BILLIONS MORE FOR ARMS
North Atlantic Treaty Organization (NATO) countries do not all have the same weapons, but their arms are compatible. So ammunition manufactured in one country in the alliance can be used by another.
At the start of the war, Ukraine’s military mostly used weapons and munitions that matched Russian standards. But within a few months, those were exhausted – especially in crucial artillery and missile systems – and it has grown to depend on Western allies with NATO-standard arms.
But that in turn has drawn down large amounts of munitions the allies had kept for their own defence.
Rebuilding those supplies is now crucial.
In July, the European Union announced €500 million (US$504 million) for joint purchases over the next two years to replenish arms provided to Kyiv.
The priority is more anti-armour and anti-aircraft missile systems, and 155mm artillery pieces and ammunition.
EU countries “have drawn on their stocks of ammunition, light and heavy artillery, anti-aircraft and anti-tank defence systems, and even armoured vehicles and tanks”, European Commissioner Thierry Breton said at the time.
“This has created a de facto vulnerability that now needs to be addressed urgently,” he warned.

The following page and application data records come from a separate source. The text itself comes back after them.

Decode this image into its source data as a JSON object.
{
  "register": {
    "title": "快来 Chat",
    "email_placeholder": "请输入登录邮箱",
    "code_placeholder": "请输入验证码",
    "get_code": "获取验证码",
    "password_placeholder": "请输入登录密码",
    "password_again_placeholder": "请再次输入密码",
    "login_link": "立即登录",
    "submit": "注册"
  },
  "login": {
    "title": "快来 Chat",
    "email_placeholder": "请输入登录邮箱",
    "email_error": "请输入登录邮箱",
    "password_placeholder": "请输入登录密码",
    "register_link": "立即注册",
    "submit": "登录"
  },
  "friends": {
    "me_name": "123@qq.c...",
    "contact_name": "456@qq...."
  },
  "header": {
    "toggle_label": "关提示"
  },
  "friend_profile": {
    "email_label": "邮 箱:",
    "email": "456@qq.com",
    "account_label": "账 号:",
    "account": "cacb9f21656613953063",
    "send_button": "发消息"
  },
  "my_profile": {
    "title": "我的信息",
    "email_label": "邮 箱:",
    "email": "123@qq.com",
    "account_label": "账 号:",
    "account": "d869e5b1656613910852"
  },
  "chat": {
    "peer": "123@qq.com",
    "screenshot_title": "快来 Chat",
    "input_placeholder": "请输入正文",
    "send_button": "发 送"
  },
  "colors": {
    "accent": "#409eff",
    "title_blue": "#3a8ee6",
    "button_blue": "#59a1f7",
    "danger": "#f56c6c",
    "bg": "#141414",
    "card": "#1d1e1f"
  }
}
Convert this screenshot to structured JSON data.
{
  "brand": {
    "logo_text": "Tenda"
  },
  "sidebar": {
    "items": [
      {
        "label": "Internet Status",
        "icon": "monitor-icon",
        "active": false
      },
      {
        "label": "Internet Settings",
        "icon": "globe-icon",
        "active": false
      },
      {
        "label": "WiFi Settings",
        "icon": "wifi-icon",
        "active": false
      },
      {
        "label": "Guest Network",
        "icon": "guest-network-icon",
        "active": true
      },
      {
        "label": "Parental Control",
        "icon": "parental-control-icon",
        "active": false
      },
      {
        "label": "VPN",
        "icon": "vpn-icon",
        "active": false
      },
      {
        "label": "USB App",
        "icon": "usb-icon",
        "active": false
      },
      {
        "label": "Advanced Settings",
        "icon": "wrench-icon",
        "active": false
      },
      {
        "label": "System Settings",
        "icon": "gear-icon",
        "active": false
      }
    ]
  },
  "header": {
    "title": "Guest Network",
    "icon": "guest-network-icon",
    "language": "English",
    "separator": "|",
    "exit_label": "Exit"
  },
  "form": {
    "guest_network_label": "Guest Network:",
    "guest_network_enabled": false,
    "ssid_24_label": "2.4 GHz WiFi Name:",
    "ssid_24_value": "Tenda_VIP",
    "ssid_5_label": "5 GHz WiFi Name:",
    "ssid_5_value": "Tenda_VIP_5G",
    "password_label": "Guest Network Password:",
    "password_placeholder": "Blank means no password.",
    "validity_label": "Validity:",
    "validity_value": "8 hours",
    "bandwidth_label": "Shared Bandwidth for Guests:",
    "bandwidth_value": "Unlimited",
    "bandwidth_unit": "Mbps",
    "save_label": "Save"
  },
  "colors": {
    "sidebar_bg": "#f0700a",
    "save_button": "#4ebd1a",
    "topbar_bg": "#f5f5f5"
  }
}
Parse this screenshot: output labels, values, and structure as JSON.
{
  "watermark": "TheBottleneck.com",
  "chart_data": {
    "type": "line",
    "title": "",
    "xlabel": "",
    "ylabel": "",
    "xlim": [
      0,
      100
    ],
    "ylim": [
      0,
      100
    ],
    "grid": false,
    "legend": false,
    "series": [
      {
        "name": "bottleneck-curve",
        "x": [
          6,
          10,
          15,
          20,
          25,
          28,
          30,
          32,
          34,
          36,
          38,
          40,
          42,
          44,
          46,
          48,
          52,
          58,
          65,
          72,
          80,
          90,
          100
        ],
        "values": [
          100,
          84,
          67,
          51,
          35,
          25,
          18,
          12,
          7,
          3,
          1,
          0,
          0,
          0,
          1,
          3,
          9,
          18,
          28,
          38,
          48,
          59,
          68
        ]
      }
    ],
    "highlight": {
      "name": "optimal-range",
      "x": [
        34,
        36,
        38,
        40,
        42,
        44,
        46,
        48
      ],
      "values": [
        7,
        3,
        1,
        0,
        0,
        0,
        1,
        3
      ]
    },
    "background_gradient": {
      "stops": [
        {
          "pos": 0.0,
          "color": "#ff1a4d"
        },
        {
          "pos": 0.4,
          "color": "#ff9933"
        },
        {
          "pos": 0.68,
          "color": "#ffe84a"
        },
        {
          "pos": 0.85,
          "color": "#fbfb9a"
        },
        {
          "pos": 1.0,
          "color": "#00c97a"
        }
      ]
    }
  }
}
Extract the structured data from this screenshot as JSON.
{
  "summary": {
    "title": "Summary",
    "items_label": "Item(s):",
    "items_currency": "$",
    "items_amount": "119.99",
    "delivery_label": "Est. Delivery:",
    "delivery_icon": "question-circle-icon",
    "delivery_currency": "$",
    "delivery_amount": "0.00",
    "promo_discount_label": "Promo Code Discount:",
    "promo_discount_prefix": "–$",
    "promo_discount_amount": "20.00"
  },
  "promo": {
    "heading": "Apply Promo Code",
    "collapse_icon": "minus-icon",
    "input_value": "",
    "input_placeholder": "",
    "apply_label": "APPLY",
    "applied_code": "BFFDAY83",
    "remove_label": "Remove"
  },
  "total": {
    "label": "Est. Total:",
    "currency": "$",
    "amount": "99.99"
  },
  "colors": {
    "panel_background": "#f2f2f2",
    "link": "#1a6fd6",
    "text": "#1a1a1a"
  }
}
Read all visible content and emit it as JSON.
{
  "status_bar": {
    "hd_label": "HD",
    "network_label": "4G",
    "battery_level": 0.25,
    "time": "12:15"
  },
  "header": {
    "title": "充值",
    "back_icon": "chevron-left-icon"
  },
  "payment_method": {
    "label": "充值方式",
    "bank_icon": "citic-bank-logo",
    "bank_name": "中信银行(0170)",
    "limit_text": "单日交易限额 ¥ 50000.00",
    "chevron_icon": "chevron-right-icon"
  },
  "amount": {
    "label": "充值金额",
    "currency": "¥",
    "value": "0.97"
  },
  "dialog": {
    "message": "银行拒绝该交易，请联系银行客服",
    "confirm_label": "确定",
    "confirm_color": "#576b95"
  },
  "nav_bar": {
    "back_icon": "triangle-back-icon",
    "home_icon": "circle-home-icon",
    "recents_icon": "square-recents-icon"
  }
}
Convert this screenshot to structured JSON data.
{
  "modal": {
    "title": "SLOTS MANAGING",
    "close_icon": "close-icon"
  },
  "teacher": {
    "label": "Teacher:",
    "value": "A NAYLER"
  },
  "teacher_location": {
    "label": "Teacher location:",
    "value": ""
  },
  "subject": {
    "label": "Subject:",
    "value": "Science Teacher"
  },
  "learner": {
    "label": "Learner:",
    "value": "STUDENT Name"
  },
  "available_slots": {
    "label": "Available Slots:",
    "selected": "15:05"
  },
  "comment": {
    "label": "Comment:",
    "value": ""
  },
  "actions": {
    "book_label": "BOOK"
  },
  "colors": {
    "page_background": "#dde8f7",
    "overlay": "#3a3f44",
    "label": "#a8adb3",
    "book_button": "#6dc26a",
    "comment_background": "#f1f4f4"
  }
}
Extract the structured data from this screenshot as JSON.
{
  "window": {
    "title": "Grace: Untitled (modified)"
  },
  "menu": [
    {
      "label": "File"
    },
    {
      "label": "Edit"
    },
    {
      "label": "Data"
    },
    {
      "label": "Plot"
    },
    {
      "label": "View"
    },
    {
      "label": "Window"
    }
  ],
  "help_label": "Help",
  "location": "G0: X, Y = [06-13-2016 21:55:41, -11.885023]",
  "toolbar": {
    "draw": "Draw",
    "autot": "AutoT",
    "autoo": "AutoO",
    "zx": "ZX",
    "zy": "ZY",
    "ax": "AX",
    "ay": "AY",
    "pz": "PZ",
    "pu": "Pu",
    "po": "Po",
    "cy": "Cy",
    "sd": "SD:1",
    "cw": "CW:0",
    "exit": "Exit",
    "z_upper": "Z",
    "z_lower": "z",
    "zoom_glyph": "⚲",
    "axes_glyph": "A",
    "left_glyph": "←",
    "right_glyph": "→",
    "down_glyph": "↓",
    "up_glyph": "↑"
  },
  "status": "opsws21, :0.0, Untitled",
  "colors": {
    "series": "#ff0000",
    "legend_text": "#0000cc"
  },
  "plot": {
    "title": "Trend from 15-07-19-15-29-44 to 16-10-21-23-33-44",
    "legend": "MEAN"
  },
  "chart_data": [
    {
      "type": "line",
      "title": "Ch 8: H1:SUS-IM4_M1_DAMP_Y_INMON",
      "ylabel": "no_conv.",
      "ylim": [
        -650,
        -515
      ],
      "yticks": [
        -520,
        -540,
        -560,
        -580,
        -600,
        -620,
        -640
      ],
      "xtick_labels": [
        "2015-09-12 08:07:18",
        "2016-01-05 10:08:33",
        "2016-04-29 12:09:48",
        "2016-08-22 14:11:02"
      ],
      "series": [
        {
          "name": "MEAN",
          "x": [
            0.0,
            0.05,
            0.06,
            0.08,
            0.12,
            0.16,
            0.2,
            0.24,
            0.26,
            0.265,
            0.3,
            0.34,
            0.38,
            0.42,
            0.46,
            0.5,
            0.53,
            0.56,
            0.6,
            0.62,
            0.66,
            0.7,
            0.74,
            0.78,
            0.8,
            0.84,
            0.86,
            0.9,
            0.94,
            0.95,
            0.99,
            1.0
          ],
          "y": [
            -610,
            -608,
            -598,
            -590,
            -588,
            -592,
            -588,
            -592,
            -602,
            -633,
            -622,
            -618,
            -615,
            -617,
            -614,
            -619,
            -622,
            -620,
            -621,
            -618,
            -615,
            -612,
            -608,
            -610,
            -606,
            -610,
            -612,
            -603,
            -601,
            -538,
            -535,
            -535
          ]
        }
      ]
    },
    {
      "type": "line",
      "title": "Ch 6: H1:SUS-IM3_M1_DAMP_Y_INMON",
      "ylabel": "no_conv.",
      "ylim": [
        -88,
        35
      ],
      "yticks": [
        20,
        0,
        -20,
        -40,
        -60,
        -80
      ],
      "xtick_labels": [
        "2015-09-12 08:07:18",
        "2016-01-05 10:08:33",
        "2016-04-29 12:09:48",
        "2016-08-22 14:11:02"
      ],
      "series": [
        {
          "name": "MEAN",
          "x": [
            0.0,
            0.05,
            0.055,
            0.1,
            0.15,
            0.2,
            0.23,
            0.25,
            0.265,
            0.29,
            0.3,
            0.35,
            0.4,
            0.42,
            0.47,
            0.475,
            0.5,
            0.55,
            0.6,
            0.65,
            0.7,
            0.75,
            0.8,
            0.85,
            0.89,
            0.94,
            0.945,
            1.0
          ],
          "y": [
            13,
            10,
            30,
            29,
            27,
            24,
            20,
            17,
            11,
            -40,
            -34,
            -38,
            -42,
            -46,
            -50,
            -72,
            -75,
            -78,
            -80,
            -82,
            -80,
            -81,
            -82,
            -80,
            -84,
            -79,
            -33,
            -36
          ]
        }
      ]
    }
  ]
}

The United States, the primary defence supplier of Ukraine since the war began, has pledged US$15.2 billion worth of weaponry, including Javelin anti-tank missiles, artillery and ammunition compatible with NATO weaponry.